_Assignment_. Search term "icon": copy each line of the data containing it.

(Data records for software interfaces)
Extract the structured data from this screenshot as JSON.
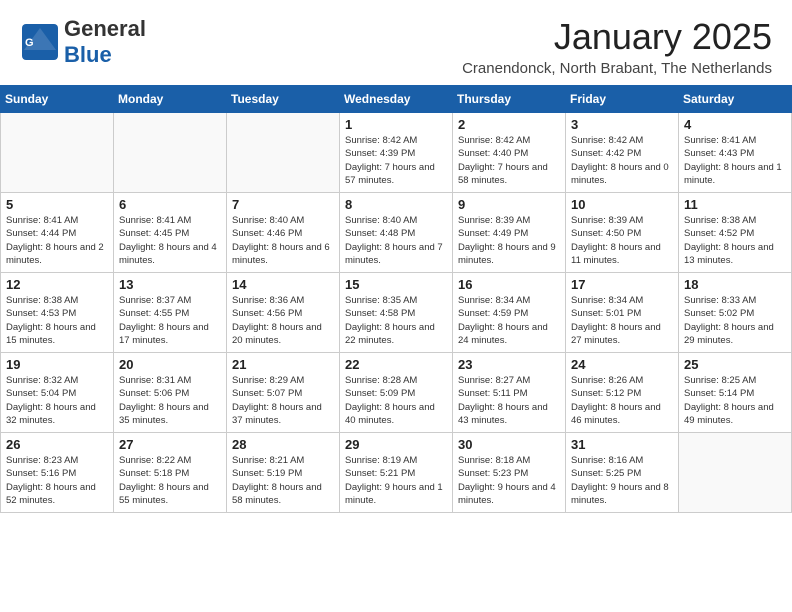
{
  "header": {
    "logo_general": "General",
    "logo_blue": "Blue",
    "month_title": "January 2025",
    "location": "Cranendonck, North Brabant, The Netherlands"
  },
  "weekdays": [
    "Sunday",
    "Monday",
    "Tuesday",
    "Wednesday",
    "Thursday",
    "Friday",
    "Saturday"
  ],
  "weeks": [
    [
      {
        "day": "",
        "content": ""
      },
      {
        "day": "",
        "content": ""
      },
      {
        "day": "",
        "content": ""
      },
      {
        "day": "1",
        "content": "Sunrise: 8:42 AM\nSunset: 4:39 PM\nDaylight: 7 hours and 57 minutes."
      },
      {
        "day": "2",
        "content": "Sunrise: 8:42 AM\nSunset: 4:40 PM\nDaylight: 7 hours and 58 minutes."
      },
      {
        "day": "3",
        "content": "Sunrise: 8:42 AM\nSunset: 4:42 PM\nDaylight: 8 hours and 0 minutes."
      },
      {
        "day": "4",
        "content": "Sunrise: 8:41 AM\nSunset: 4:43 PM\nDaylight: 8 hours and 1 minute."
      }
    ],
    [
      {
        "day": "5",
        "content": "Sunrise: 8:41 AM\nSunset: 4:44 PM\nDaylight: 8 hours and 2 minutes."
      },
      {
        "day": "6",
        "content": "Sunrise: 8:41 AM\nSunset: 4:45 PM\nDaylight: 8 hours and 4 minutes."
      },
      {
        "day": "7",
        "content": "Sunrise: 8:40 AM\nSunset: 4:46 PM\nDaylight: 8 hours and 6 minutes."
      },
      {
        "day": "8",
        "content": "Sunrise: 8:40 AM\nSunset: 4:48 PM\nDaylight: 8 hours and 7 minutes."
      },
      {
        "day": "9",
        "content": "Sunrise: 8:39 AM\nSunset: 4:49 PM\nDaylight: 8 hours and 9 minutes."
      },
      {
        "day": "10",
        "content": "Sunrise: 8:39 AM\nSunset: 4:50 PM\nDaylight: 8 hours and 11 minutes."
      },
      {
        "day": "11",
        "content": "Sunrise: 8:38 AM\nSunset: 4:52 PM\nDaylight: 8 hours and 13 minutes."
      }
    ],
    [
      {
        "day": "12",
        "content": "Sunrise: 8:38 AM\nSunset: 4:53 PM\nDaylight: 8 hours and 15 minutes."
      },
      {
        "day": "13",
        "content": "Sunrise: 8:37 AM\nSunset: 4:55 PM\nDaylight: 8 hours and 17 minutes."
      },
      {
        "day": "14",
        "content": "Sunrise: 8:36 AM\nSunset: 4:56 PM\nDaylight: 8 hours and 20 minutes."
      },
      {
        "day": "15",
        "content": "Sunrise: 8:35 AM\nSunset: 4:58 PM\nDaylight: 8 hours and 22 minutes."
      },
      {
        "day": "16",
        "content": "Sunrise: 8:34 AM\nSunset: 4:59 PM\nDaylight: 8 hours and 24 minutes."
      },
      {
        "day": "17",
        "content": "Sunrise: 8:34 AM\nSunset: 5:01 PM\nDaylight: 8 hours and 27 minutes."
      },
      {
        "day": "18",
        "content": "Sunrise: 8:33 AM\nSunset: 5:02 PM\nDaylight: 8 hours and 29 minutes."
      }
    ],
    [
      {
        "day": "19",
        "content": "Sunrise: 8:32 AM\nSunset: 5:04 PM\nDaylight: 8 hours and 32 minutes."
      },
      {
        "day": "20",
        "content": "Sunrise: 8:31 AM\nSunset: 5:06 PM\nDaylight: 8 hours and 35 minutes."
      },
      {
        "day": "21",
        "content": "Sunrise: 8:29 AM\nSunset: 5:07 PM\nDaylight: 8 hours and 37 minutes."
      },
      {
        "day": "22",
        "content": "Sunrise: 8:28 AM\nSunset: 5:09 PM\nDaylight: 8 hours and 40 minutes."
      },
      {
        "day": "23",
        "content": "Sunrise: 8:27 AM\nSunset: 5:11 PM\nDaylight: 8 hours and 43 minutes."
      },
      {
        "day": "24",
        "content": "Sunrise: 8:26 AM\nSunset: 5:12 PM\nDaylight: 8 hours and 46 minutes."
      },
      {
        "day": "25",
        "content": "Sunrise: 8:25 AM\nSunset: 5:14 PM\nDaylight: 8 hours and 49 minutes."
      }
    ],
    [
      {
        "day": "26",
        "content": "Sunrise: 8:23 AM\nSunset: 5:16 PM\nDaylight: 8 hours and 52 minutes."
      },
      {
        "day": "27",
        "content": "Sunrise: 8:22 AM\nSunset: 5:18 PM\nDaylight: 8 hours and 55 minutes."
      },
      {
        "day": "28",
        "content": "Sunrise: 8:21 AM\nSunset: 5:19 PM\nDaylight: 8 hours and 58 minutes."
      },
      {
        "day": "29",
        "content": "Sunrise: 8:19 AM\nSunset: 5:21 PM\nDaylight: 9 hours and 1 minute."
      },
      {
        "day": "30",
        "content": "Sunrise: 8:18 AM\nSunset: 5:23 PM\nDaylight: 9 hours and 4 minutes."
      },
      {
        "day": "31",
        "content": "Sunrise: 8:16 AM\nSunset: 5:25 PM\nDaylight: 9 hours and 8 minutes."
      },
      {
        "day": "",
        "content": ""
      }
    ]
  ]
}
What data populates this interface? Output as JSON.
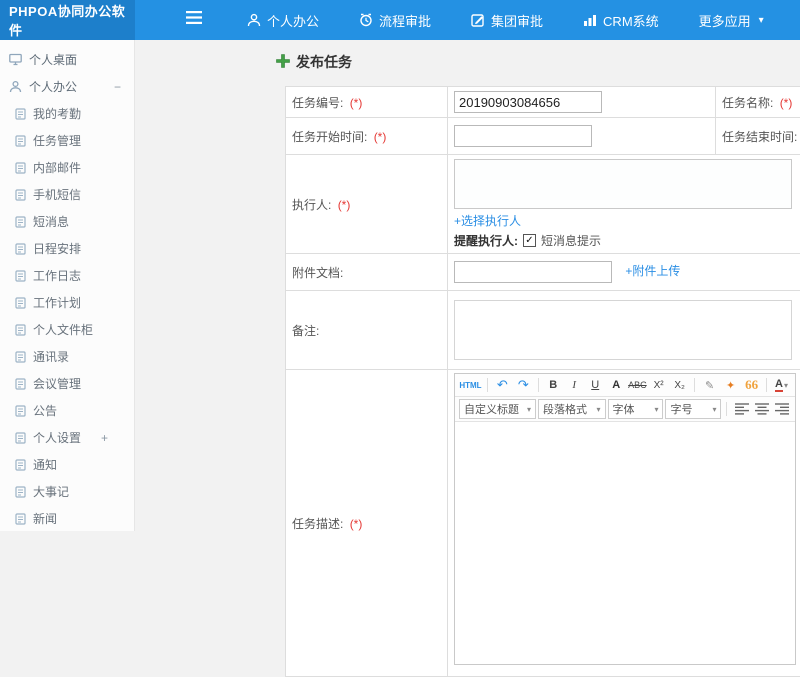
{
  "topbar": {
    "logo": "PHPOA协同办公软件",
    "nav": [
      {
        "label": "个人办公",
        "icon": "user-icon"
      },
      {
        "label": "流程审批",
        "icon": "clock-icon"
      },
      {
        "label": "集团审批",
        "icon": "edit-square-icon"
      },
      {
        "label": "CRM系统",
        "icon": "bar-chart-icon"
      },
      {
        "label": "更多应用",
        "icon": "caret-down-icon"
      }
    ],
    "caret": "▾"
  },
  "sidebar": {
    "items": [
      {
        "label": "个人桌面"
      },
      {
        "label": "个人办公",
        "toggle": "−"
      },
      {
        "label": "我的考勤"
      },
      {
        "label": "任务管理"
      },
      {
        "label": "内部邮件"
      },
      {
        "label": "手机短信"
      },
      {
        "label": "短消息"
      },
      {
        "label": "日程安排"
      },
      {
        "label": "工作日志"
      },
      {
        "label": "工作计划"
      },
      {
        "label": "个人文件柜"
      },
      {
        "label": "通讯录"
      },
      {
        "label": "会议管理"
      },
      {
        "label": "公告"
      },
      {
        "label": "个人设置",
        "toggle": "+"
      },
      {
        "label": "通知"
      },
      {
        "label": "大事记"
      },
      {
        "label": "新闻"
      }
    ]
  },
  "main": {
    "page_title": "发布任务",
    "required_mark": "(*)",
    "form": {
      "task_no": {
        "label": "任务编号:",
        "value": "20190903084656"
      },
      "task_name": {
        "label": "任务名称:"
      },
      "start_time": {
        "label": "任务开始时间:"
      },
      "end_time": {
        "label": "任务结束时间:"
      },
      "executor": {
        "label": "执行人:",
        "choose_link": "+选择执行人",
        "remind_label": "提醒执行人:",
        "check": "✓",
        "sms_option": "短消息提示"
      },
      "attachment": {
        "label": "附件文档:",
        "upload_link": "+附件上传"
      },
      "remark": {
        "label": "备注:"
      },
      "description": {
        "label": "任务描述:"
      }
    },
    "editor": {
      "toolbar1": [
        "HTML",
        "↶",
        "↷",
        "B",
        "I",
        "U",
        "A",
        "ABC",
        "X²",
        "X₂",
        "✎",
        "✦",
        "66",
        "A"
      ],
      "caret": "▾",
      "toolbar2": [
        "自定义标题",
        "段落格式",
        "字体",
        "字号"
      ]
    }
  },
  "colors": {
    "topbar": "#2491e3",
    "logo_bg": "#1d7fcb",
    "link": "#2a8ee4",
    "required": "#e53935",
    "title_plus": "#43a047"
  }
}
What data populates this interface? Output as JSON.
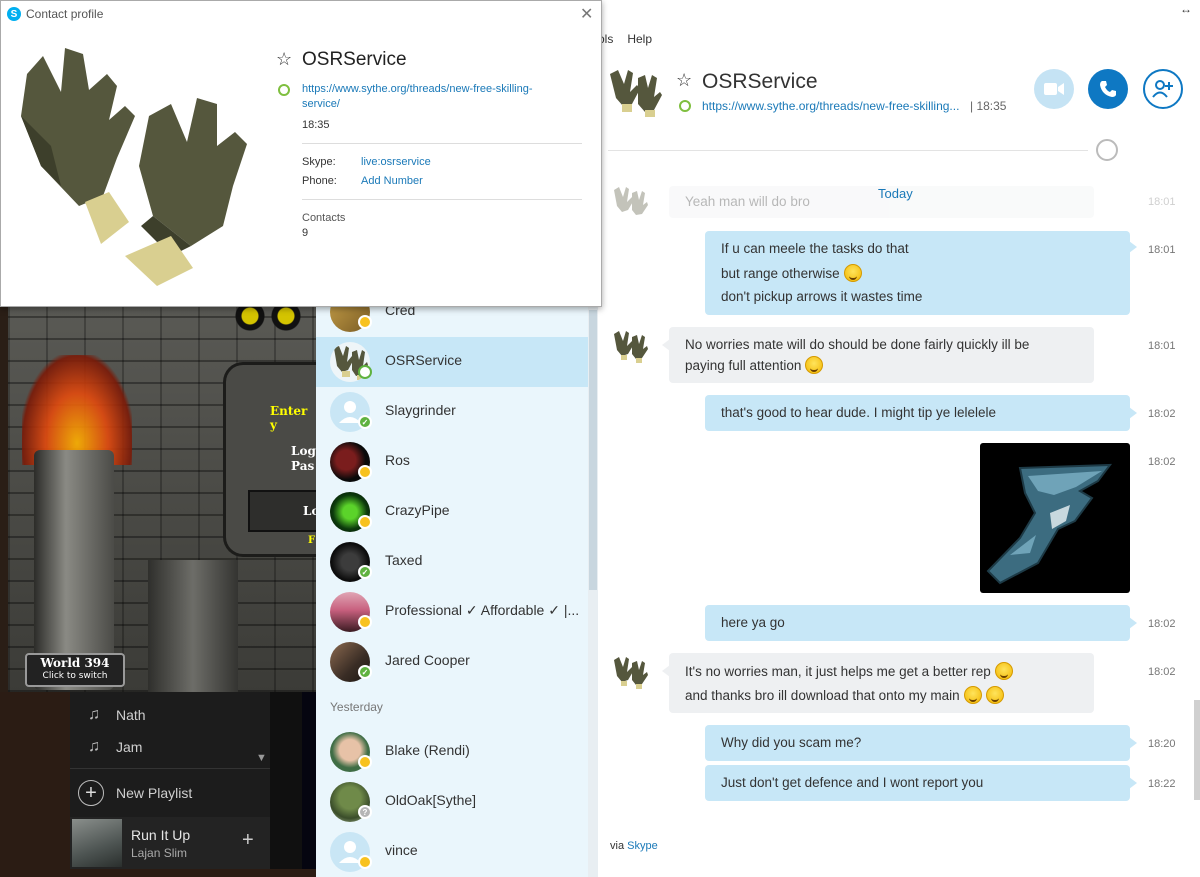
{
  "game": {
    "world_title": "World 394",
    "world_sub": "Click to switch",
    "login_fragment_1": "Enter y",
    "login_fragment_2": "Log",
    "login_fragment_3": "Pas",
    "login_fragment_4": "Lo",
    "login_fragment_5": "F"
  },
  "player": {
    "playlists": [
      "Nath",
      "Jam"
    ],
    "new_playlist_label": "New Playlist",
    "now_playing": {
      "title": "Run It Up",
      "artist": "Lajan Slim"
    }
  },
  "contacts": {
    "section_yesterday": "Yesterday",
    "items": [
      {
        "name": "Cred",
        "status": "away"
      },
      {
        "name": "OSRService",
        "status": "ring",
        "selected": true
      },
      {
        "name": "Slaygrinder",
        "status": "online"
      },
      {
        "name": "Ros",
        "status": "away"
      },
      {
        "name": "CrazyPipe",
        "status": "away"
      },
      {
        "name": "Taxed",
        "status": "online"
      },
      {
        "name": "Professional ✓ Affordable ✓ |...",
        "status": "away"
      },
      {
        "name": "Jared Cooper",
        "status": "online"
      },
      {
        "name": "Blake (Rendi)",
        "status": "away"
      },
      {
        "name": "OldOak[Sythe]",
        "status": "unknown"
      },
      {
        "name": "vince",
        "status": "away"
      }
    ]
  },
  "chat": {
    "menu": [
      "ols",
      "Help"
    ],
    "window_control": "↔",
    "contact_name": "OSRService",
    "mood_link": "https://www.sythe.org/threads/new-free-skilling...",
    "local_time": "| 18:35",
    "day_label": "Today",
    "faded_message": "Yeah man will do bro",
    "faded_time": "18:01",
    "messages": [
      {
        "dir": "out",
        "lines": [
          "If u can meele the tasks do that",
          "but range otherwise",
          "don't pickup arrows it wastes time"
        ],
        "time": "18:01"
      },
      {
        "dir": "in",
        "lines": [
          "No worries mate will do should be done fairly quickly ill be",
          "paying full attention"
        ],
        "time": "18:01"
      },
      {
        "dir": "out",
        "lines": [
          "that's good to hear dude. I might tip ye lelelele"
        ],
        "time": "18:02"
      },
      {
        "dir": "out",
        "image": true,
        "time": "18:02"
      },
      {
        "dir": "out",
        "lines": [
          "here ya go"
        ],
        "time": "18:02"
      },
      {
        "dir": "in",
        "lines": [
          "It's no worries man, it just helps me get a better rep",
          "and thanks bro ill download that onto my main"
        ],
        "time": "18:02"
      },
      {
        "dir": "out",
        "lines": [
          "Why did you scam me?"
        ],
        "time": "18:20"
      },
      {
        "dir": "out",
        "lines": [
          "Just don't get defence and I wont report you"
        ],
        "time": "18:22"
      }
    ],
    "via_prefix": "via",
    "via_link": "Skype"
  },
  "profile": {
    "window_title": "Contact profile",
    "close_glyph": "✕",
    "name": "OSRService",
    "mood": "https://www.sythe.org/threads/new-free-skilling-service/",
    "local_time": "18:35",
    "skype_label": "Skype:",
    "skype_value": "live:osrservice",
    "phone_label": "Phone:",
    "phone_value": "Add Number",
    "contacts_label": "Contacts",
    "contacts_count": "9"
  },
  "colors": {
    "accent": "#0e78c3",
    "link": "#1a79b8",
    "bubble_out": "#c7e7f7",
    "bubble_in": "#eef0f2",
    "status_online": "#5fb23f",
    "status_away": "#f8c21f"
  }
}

_Exercise result_.
        "icon": "user-icon"
        "icon": "clock-icon"
        "icon": "edit-square-icon"
        "icon": "bar-chart-icon"
        "icon": "caret-down-icon"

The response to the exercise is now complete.